For a film filled with such drunken debauchery as “21 and Over,” Skylar Astin proves to be the most well-rounded person these characters need to get them through the night. It is now available to own and rent on DVD, Blu-ray and Digital.

Exclusive Interview with Jessika Van about ‘Seoul Searching’

Seoul Searching poster

Jessika Van returns to the silver screen in “Seoul Searching,” a comedy by Benson Lee which follows a group of Korean teens from all over the world who are sent to a cultural heritage school in Seoul during the summer of 1986. Van plays Grace Park, a pastor’s daughter from Cherry Hill, New Jersey who worships Madonna the way her father worships God. Grace doesn’t even need to point that Madonna is her favorite singer as she dresses exactly like the Material Girl and even performs an acapella version of “Like a Virgin.” She also excels at teasing all the young boys who lust after her constantly, but she soon meets her match when an especially rebellious teenager catches her eye.

Van started her career in music where she was a classically-trained pianist and singer, and she won various awards and even performed for the Duchess of York, Sarah Ferguson. She made her breakthrough as an actress playing Becca, Queen of the Asian Mafia, on MTV’s critically acclaimed comedy “Awkward,” and she trained in weapons and martial arts for her role in the first-person shooter game “Battlefield 4.” Videos of her work can be found on her YouTube page.

I spoke with Van while she was in Los Angeles to promote “Seoul Searching.” She talked about the research she did into the 1980’s and Madonna to prepare for her role, what she learned about Korea while filming there, and of how she managed to peel back Grace’s emotional armor to reveal the person hiding underneath. She also spoke of how “Seoul Searching” is much more than just an Asian American film as it touches on issues that are universal to everybody and anybody.

Check out the interview below and be sure to visit the movie’s website (www.seoulsearchingthemovie.com) for more information.

Exclusive Interview with Justin Chon about ‘Seoul Searching’

Seoul Searching poster

In Benson Lee’s “Seoul Searching,” Justin Chon plays Sid Park, a rebellious teenager and a punk rocker whose truancy and defiance of adult authority knows no bounds. Sid is one of many teenagers forced to spend the summer of 1986 in Seoul at a camp for “gyopo” or foreign born teenagers where they can learn more about their homeland, Korea. It’s no surprise that he doesn’t want to be there and he tries numerous ways to get kicked out, but eventually his tough guy persona is broken through by a teacher who sees that Sid yearns for the acceptance of his father. What results is the most important summer Sid will ever have in his young life.
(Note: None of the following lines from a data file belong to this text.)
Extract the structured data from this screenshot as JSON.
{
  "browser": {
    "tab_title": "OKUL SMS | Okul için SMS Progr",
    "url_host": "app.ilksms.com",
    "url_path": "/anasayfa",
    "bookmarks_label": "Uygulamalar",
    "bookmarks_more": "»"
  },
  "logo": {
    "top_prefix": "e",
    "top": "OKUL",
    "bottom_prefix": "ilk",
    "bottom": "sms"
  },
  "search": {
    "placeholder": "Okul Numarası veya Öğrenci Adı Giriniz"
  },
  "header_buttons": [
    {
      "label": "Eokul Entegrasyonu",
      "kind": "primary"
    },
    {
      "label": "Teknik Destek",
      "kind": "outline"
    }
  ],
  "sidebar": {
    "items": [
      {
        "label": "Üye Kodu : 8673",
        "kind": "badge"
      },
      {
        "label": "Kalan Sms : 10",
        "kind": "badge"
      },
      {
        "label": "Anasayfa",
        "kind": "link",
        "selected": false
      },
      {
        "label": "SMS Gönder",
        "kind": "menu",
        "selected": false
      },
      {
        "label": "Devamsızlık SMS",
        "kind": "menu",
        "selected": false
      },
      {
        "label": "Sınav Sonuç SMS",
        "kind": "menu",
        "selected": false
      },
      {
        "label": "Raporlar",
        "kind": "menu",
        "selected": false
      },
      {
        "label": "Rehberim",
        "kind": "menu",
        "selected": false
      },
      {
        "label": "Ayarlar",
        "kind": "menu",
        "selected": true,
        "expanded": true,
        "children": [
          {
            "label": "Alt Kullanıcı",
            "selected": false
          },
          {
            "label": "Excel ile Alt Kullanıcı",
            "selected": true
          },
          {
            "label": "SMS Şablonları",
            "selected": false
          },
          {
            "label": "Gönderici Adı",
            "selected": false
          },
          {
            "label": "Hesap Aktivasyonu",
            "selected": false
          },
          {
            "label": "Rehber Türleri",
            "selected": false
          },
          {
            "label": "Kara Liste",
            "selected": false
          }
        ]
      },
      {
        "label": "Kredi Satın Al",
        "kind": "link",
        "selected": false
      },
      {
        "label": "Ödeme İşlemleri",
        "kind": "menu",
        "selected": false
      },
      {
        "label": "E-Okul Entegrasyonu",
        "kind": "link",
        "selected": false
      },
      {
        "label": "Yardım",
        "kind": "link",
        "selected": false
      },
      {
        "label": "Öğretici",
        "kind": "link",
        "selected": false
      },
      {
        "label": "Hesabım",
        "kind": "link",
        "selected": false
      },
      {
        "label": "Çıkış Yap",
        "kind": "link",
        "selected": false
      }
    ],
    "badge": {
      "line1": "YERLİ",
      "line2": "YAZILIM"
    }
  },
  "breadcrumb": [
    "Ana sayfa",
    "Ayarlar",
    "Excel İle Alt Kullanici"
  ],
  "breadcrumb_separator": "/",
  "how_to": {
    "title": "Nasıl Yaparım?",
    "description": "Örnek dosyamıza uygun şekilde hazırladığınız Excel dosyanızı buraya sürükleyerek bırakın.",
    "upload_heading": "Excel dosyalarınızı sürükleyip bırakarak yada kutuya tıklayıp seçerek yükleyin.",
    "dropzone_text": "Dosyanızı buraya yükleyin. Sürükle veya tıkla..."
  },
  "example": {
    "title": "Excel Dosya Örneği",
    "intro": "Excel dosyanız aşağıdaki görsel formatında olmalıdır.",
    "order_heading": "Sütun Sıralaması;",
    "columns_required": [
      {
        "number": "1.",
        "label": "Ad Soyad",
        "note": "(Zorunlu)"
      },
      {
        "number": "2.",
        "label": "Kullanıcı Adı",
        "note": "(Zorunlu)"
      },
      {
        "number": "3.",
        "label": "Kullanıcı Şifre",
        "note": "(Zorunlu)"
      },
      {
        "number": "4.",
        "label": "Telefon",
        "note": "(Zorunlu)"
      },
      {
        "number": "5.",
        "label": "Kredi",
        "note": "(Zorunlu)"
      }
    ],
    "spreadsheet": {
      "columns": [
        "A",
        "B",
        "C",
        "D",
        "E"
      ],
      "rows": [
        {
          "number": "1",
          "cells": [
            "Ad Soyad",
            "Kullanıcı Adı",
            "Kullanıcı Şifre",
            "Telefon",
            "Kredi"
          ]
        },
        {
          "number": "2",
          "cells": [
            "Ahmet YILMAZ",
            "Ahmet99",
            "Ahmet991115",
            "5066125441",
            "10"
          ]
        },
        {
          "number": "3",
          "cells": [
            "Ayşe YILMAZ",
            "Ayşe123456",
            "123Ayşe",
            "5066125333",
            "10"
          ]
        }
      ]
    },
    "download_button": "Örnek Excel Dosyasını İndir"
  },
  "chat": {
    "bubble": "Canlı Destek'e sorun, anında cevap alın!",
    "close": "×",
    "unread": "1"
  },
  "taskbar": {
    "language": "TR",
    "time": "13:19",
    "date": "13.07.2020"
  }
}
Chon is one of the most prolific Asian-American actors working in movies today, and he is best known for playing Eric Yorkie in the “Twilight” series. His career started in 2005 when he appeared in such television shows as “Jack & Bobby” and “Taki & Luci,” and he became known to audiences worldwide when he played Peter Wu in the Disney Channel film “Wendy Wu: Homecoming Warrior.” Chon also starred as Sonny, an immigrant who becomes a notorious gangster, in “Revenge of the Green Dragons” which was executive produced by Martin Scorsese. In addition, he has also directed several digital shorts that are featured on his YouTube page.

I spoke with Chon recently while he was in Los Angeles to promote “Seoul Searching.” While he was a student at USC, he spent time abroad in South Korea and explained how he was able to draw on that experience for his role. He also talked about the 80’s song he wished the movie’s director, Benson Lee, had included on its soundtrack, and he makes it clear why “Seoul Searching” deserves to be seen as more than just an Asian-American movie.

Check out the interview below, and please visit “Seoul Searching’s” website to find out where the movie is playing near you.